TASK PROMPT:
The entries below are to be written out again without alteration.

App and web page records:
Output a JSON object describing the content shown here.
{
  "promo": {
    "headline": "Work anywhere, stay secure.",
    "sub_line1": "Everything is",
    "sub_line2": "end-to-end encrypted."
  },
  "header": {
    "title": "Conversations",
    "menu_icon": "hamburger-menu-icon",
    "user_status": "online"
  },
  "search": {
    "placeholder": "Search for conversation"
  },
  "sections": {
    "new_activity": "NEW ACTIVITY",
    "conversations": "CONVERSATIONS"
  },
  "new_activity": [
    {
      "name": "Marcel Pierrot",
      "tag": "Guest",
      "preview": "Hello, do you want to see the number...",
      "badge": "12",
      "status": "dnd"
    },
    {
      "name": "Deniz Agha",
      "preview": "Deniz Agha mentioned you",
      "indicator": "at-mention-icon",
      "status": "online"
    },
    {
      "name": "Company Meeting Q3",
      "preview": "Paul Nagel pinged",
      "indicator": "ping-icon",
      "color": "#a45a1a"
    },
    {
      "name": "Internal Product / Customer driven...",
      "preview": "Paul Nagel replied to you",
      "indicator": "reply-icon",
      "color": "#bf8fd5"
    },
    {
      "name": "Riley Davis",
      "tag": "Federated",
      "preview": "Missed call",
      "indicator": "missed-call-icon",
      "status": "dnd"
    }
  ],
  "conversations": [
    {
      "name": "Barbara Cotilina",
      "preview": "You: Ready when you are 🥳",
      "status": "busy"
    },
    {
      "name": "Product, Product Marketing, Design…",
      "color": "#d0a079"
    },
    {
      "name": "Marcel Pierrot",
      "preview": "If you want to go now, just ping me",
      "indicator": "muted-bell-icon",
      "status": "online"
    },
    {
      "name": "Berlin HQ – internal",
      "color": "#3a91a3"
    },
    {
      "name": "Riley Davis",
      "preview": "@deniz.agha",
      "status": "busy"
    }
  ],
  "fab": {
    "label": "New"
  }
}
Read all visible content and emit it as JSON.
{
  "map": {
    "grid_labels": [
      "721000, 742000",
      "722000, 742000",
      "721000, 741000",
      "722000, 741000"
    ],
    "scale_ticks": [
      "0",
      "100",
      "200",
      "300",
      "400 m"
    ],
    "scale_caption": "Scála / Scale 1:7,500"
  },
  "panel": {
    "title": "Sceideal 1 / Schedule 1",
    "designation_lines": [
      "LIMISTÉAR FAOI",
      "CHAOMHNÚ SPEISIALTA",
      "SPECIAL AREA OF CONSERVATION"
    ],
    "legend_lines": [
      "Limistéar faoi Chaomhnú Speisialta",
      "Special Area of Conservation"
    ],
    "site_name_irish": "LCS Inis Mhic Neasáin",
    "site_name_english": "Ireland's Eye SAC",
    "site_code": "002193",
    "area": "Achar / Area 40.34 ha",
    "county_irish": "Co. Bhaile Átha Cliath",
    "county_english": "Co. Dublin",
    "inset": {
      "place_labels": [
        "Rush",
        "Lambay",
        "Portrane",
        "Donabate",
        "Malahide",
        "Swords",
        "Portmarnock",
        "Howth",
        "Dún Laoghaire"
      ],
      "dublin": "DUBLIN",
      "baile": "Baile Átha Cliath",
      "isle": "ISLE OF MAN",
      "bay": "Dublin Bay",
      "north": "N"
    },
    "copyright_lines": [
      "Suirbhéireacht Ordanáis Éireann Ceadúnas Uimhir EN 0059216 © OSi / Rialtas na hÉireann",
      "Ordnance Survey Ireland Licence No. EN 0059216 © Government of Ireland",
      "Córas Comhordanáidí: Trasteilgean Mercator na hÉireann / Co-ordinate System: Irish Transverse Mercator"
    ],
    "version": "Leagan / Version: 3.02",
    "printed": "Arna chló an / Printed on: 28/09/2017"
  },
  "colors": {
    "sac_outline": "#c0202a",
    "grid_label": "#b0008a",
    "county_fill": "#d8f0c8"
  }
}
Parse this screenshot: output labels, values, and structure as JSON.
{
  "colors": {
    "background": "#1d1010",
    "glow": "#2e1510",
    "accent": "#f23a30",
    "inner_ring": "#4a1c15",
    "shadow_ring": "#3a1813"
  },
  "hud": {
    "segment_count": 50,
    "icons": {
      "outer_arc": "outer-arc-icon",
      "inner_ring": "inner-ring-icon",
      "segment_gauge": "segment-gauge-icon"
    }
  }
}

EXERCISE RESULT:
Output a JSON object describing the content shown here.
{
  "promo": {
    "headline": "Work anywhere, stay secure.",
    "sub_line1": "Everything is",
    "sub_line2": "end-to-end encrypted."
  },
  "header": {
    "title": "Conversations",
    "menu_icon": "hamburger-menu-icon",
    "user_status": "online"
  },
  "search": {
    "placeholder": "Search for conversation"
  },
  "sections": {
    "new_activity": "NEW ACTIVITY",
    "conversations": "CONVERSATIONS"
  },
  "new_activity": [
    {
      "name": "Marcel Pierrot",
      "tag": "Guest",
      "preview": "Hello, do you want to see the number...",
      "badge": "12",
      "status": "dnd"
    },
    {
      "name": "Deniz Agha",
      "preview": "Deniz Agha mentioned you",
      "indicator": "at-mention-icon",
      "status": "online"
    },
    {
      "name": "Company Meeting Q3",
      "preview": "Paul Nagel pinged",
      "indicator": "ping-icon",
      "color": "#a45a1a"
    },
    {
      "name": "Internal Product / Customer driven...",
      "preview": "Paul Nagel replied to you",
      "indicator": "reply-icon",
      "color": "#bf8fd5"
    },
    {
      "name": "Riley Davis",
      "tag": "Federated",
      "preview": "Missed call",
      "indicator": "missed-call-icon",
      "status": "dnd"
    }
  ],
  "conversations": [
    {
      "name": "Barbara Cotilina",
      "preview": "You: Ready when you are 🥳",
      "status": "busy"
    },
    {
      "name": "Product, Product Marketing, Design…",
      "color": "#d0a079"
    },
    {
      "name": "Marcel Pierrot",
      "preview": "If you want to go now, just ping me",
      "indicator": "muted-bell-icon",
      "status": "online"
    },
    {
      "name": "Berlin HQ – internal",
      "color": "#3a91a3"
    },
    {
      "name": "Riley Davis",
      "preview": "@deniz.agha",
      "status": "busy"
    }
  ],
  "fab": {
    "label": "New"
  }
}
Read all visible content and emit it as JSON.
{
  "map": {
    "grid_labels": [
      "721000, 742000",
      "722000, 742000",
      "721000, 741000",
      "722000, 741000"
    ],
    "scale_ticks": [
      "0",
      "100",
      "200",
      "300",
      "400 m"
    ],
    "scale_caption": "Scála / Scale 1:7,500"
  },
  "panel": {
    "title": "Sceideal 1 / Schedule 1",
    "designation_lines": [
      "LIMISTÉAR FAOI",
      "CHAOMHNÚ SPEISIALTA",
      "SPECIAL AREA OF CONSERVATION"
    ],
    "legend_lines": [
      "Limistéar faoi Chaomhnú Speisialta",
      "Special Area of Conservation"
    ],
    "site_name_irish": "LCS Inis Mhic Neasáin",
    "site_name_english": "Ireland's Eye SAC",
    "site_code": "002193",
    "area": "Achar / Area 40.34 ha",
    "county_irish": "Co. Bhaile Átha Cliath",
    "county_english": "Co. Dublin",
    "inset": {
      "place_labels": [
        "Rush",
        "Lambay",
        "Portrane",
        "Donabate",
        "Malahide",
        "Swords",
        "Portmarnock",
        "Howth",
        "Dún Laoghaire"
      ],
      "dublin": "DUBLIN",
      "baile": "Baile Átha Cliath",
      "isle": "ISLE OF MAN",
      "bay": "Dublin Bay",
      "north": "N"
    },
    "copyright_lines": [
      "Suirbhéireacht Ordanáis Éireann Ceadúnas Uimhir EN 0059216 © OSi / Rialtas na hÉireann",
      "Ordnance Survey Ireland Licence No. EN 0059216 © Government of Ireland",
      "Córas Comhordanáidí: Trasteilgean Mercator na hÉireann / Co-ordinate System: Irish Transverse Mercator"
    ],
    "version": "Leagan / Version: 3.02",
    "printed": "Arna chló an / Printed on: 28/09/2017"
  },
  "colors": {
    "sac_outline": "#c0202a",
    "grid_label": "#b0008a",
    "county_fill": "#d8f0c8"
  }
}
Parse this screenshot: output labels, values, and structure as JSON.
{
  "colors": {
    "background": "#1d1010",
    "glow": "#2e1510",
    "accent": "#f23a30",
    "inner_ring": "#4a1c15",
    "shadow_ring": "#3a1813"
  },
  "hud": {
    "segment_count": 50,
    "icons": {
      "outer_arc": "outer-arc-icon",
      "inner_ring": "inner-ring-icon",
      "segment_gauge": "segment-gauge-icon"
    }
  }
}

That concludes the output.